The Humboldt Current is an ocean current off the western coast of South America that flows to the north, carrying cold water from the Southern Ocean.

Because it carries water from the Southern Ocean, the Humboldt is a cold current. The water along the western shore of South America, almost up to the equator, is almost as cool as the water around London or Vancouver, British Columbia. This provides a very fertile ground for sea life, making this region very important, both biologically and economically. The cold ocean water and attendant high pressure also means that the coast of South America receives little rain, leading to the driest area in the world: the Atacama Desert.

The climactic outfall from this ocean current ripple far beyond just one desert, because the cold ocean water and high pressure air above it lead to one of the most important phenomena in the global climate: what is often called El Nino, but is sometimes called the El Nino/Southern Oscillation.
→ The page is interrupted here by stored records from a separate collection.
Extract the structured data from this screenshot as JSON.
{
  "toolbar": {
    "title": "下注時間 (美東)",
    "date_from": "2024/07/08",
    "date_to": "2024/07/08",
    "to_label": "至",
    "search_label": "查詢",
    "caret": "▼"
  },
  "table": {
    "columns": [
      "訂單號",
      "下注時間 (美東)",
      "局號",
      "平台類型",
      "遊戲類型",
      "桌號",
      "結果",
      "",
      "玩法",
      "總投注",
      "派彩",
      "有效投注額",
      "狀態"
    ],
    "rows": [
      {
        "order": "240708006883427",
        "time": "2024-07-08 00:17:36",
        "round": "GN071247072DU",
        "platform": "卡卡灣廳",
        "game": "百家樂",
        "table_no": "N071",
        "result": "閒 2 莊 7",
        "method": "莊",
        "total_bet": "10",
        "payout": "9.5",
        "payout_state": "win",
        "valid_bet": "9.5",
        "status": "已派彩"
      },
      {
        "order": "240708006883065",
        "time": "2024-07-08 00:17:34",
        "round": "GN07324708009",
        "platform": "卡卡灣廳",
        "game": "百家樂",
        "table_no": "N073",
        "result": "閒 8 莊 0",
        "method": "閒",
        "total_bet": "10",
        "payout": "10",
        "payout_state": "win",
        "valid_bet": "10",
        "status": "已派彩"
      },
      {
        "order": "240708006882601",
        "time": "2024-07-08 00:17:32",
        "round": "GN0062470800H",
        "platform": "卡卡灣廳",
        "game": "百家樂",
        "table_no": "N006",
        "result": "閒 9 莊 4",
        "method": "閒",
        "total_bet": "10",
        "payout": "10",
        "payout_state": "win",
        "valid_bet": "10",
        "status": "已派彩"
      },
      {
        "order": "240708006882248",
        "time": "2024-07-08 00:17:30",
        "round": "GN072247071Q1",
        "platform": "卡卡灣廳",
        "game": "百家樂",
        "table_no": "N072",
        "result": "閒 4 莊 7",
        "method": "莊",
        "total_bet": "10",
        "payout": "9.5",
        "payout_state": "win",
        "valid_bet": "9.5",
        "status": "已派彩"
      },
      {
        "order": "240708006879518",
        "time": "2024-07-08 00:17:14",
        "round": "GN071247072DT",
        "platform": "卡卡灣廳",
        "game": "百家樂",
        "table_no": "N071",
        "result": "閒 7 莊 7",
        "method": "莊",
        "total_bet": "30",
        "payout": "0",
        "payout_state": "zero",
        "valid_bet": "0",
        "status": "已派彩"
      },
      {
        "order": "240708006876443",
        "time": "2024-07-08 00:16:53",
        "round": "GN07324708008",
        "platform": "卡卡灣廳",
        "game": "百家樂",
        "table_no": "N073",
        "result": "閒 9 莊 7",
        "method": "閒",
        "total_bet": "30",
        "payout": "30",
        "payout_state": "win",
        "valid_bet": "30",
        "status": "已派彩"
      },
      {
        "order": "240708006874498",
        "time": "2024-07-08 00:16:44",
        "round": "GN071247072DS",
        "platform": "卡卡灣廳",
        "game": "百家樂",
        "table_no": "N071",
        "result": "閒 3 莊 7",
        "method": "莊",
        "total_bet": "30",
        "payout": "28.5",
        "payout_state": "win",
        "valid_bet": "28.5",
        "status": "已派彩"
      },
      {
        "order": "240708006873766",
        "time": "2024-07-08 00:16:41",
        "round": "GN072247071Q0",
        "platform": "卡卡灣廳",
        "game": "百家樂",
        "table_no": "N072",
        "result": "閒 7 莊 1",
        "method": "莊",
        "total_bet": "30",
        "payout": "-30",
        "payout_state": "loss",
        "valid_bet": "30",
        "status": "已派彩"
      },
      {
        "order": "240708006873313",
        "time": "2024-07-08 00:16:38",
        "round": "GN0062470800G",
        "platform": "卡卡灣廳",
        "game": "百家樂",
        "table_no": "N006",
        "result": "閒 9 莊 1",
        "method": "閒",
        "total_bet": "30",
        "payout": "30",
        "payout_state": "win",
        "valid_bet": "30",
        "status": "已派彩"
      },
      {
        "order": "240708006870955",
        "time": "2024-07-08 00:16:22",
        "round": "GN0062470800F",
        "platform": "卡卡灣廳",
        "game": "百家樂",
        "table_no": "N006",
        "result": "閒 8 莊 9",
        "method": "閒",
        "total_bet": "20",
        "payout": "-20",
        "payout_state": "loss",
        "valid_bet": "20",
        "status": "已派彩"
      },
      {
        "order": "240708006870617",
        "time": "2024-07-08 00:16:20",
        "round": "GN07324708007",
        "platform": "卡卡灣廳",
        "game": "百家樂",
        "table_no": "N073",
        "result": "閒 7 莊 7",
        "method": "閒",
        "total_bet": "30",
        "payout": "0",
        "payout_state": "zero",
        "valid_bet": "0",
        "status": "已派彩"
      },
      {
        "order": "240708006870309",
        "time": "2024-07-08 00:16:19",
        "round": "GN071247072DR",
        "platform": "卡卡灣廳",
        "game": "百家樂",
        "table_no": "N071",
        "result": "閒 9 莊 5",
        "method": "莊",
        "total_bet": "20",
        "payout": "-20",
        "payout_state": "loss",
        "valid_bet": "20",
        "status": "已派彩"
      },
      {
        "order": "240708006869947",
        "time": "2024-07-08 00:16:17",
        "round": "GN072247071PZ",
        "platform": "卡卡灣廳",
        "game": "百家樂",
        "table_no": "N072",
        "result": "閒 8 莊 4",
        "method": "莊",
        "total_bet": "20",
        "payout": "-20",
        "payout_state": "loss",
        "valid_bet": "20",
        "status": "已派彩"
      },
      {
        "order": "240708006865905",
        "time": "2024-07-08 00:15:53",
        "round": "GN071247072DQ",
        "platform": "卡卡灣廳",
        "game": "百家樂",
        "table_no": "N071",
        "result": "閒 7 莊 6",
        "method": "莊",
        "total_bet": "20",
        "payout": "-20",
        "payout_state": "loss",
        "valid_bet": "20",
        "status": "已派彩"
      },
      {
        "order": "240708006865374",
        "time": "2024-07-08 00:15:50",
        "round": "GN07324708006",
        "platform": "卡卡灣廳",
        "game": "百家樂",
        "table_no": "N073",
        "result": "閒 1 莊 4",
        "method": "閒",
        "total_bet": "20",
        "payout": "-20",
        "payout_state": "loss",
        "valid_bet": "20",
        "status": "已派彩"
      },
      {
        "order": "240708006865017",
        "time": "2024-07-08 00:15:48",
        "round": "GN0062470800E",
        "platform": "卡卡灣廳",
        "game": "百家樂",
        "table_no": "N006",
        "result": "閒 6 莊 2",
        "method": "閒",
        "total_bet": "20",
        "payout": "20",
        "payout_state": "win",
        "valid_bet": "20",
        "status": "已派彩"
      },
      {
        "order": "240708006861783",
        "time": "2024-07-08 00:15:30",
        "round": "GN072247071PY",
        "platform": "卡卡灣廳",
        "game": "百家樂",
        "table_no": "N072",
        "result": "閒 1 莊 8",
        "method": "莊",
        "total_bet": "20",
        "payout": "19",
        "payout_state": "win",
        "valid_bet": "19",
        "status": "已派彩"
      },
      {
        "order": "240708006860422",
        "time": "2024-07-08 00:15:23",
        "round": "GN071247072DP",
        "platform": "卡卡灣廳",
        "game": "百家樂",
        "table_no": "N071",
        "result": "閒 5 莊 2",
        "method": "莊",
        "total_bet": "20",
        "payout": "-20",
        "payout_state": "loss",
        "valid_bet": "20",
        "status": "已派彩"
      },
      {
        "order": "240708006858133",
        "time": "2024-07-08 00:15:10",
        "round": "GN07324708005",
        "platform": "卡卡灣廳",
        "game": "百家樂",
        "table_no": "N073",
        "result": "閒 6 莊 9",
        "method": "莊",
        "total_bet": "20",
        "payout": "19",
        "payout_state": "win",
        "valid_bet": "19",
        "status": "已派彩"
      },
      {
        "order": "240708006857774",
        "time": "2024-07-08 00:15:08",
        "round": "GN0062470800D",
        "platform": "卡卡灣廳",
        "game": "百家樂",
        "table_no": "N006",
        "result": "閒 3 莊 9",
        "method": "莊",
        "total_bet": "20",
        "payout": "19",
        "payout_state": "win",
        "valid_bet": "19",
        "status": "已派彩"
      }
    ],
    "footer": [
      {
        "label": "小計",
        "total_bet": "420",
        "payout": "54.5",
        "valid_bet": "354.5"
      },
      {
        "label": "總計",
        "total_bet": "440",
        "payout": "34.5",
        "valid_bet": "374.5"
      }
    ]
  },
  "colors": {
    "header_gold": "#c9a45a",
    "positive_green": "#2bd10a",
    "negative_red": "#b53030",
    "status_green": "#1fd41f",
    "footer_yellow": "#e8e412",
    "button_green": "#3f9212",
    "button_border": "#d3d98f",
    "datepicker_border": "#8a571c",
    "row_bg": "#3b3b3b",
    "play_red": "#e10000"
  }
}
When the cold water of the Humboldt current either heats up or cools down by a degree or so, the weather patterns over the Pacific change, and then ripple out to change weather patterns over the entire world.

Thus, while the Humboldt Current may seem a rather minor affair: a current that carries cold water into warmer climates, it is actually one of the most important pieces of the global climate puzzle.